=== DATA SUPPLIED ===

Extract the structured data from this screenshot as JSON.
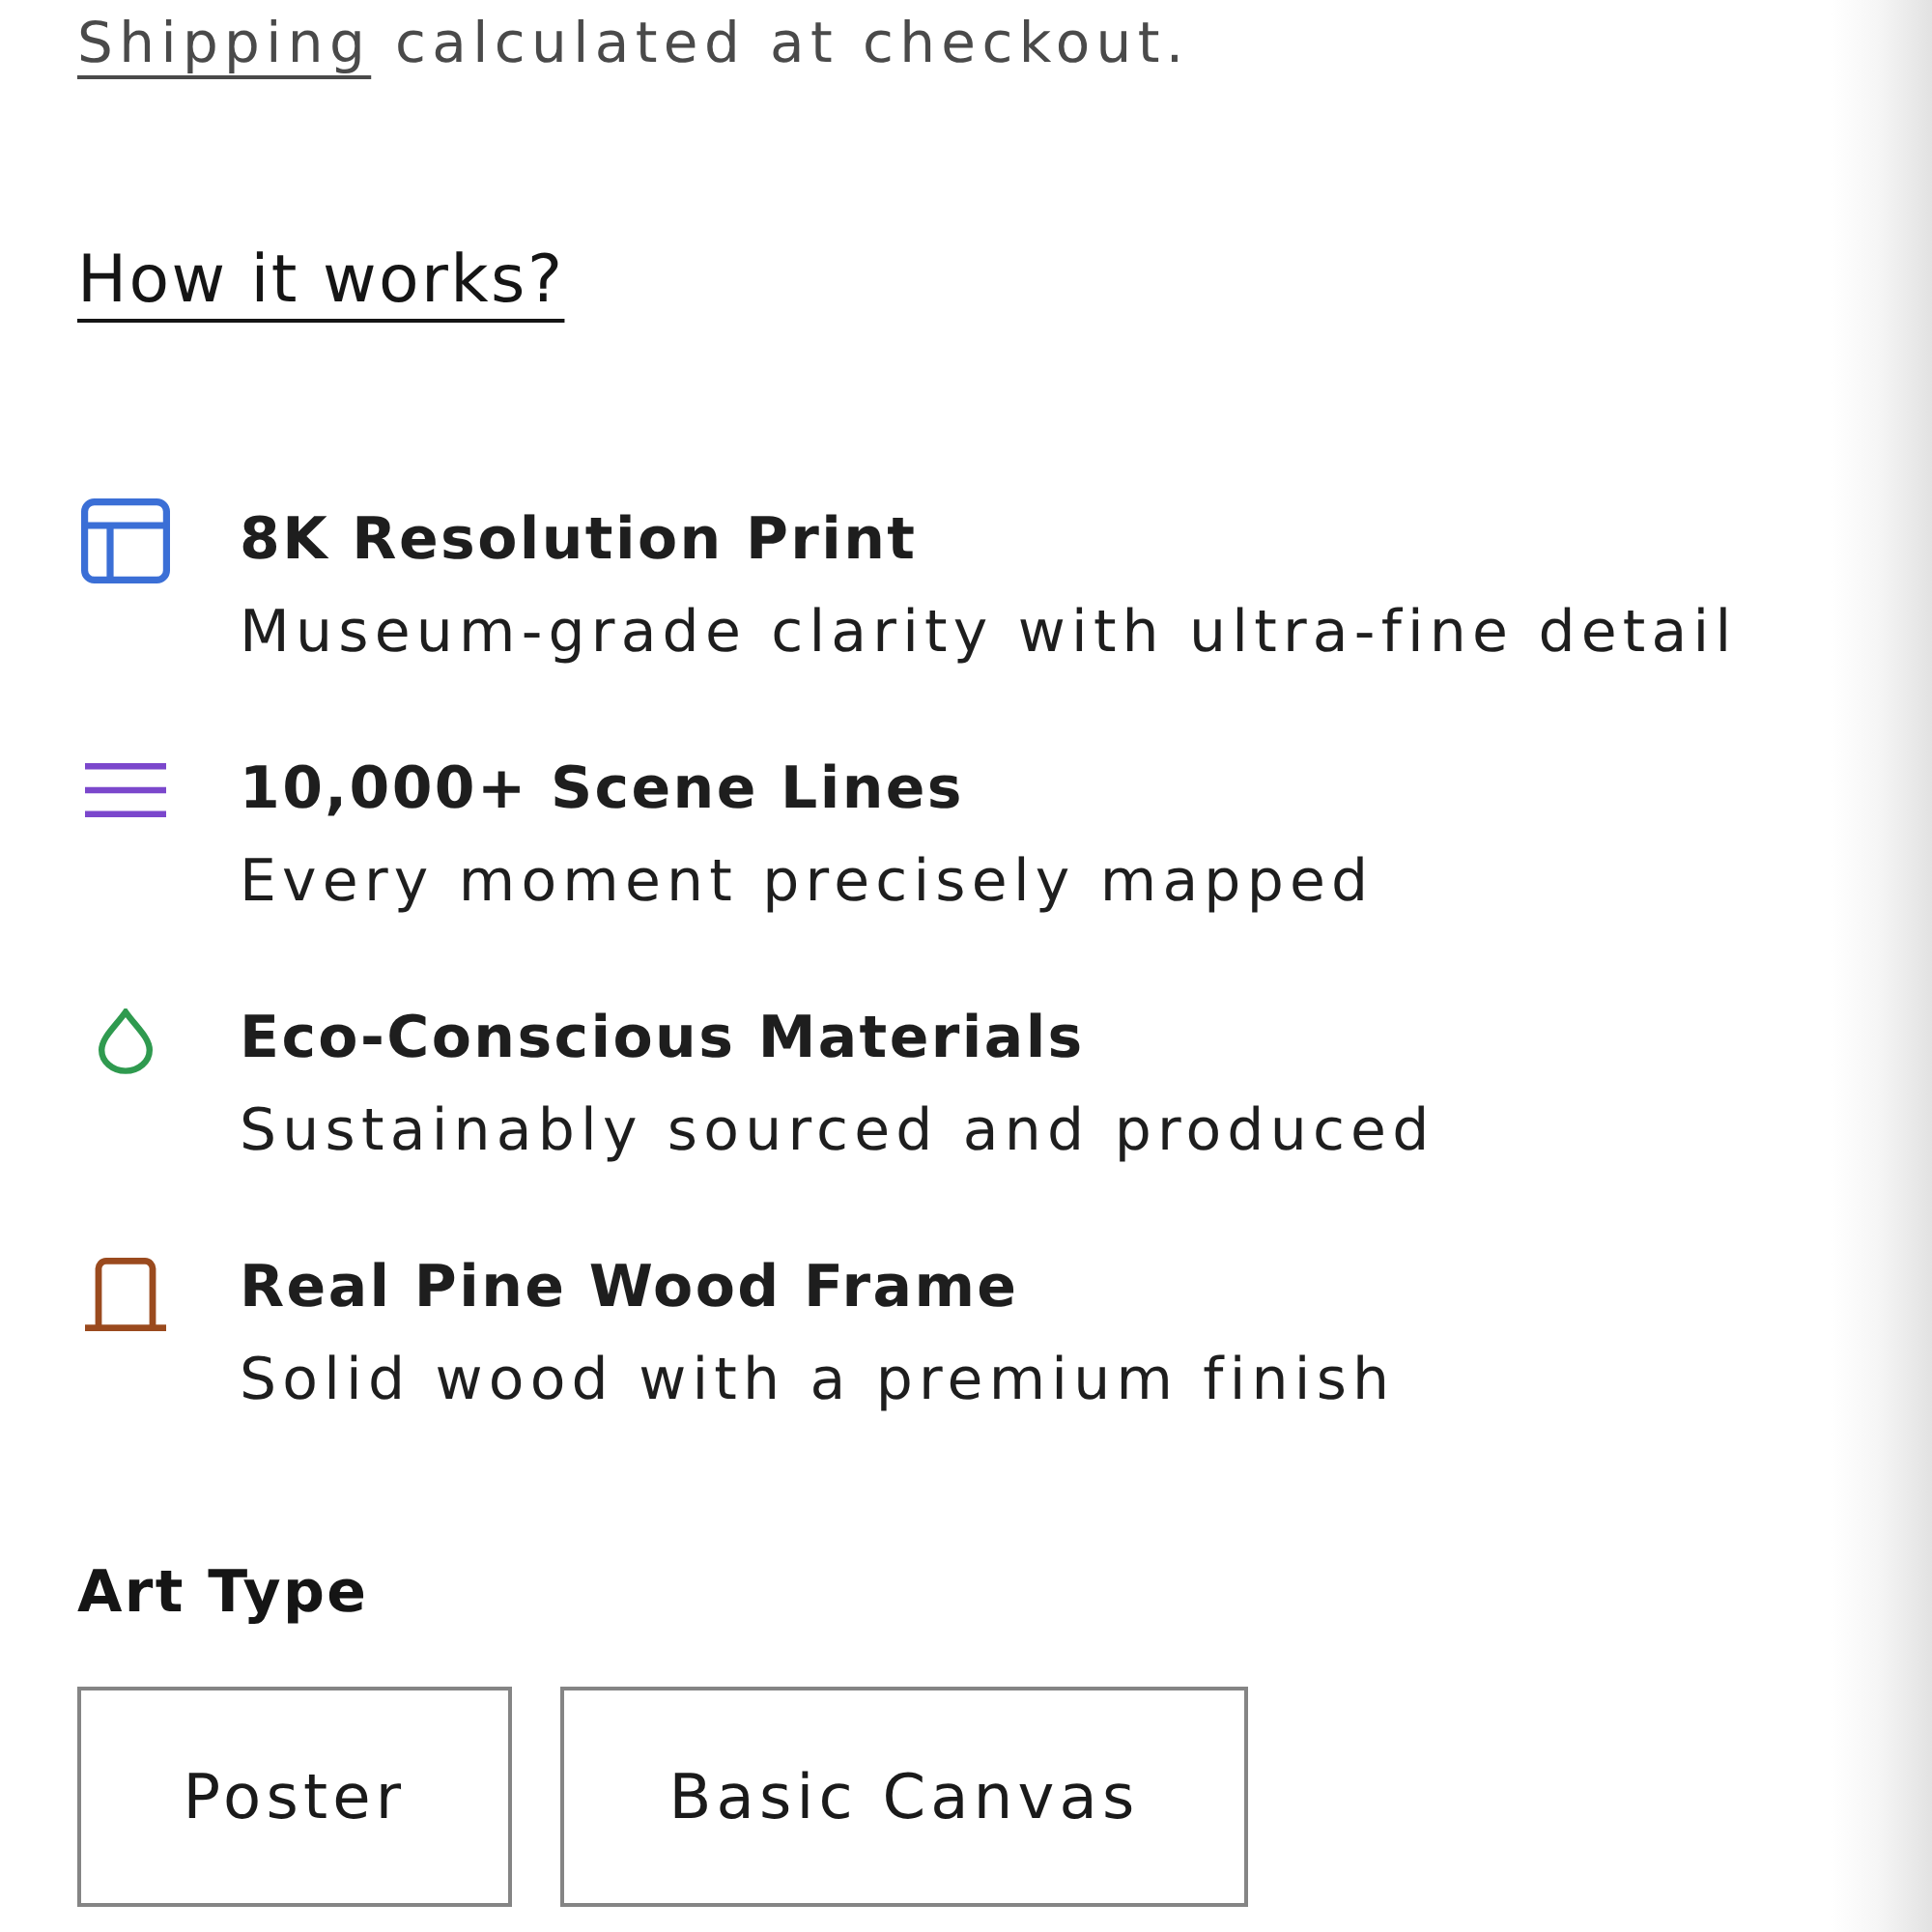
{
  "shipping_note": {
    "link": "Shipping",
    "text": "calculated at checkout."
  },
  "how_it_works_link": "How it works?",
  "features": [
    {
      "title": "8K Resolution Print",
      "description": "Museum-grade clarity with ultra-fine detail",
      "color": "#3b6fd6"
    },
    {
      "title": "10,000+ Scene Lines",
      "description": "Every moment precisely mapped",
      "color": "#7b47cc"
    },
    {
      "title": "Eco-Conscious Materials",
      "description": "Sustainably sourced and produced",
      "color": "#2f9a4f"
    },
    {
      "title": "Real Pine Wood Frame",
      "description": "Solid wood with a premium finish",
      "color": "#9a4a1e"
    }
  ],
  "art_type": {
    "label": "Art Type",
    "options": [
      {
        "label": "Poster",
        "selected": false
      },
      {
        "label": "Basic Canvas",
        "selected": false
      }
    ]
  }
}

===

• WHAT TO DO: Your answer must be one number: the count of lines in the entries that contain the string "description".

• ANSWER: 4